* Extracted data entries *

________________________________________

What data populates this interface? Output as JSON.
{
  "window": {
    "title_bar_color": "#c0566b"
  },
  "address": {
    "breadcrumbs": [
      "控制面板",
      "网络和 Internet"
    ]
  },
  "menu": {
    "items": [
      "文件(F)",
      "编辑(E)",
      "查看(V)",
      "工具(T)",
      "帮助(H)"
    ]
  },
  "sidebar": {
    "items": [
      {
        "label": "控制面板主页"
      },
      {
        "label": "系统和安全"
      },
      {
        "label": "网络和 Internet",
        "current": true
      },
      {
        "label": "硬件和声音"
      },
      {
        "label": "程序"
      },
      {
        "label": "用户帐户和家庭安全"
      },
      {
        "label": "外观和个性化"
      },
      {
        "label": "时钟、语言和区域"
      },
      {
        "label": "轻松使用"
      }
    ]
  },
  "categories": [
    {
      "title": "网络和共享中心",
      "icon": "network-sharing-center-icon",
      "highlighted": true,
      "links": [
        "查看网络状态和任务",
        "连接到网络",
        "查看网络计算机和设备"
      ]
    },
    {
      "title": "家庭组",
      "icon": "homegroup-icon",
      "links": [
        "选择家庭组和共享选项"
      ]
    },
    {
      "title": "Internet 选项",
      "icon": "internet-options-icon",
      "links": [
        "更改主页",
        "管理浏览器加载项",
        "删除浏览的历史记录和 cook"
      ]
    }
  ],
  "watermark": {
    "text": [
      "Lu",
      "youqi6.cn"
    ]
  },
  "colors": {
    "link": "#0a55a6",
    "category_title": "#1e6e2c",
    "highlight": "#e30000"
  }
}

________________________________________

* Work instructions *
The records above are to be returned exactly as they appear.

* Exercise answer *
What data populates this interface? Output as JSON.
{
  "window": {
    "title_bar_color": "#c0566b"
  },
  "address": {
    "breadcrumbs": [
      "控制面板",
      "网络和 Internet"
    ]
  },
  "menu": {
    "items": [
      "文件(F)",
      "编辑(E)",
      "查看(V)",
      "工具(T)",
      "帮助(H)"
    ]
  },
  "sidebar": {
    "items": [
      {
        "label": "控制面板主页"
      },
      {
        "label": "系统和安全"
      },
      {
        "label": "网络和 Internet",
        "current": true
      },
      {
        "label": "硬件和声音"
      },
      {
        "label": "程序"
      },
      {
        "label": "用户帐户和家庭安全"
      },
      {
        "label": "外观和个性化"
      },
      {
        "label": "时钟、语言和区域"
      },
      {
        "label": "轻松使用"
      }
    ]
  },
  "categories": [
    {
      "title": "网络和共享中心",
      "icon": "network-sharing-center-icon",
      "highlighted": true,
      "links": [
        "查看网络状态和任务",
        "连接到网络",
        "查看网络计算机和设备"
      ]
    },
    {
      "title": "家庭组",
      "icon": "homegroup-icon",
      "links": [
        "选择家庭组和共享选项"
      ]
    },
    {
      "title": "Internet 选项",
      "icon": "internet-options-icon",
      "links": [
        "更改主页",
        "管理浏览器加载项",
        "删除浏览的历史记录和 cook"
      ]
    }
  ],
  "watermark": {
    "text": [
      "Lu",
      "youqi6.cn"
    ]
  },
  "colors": {
    "link": "#0a55a6",
    "category_title": "#1e6e2c",
    "highlight": "#e30000"
  }
}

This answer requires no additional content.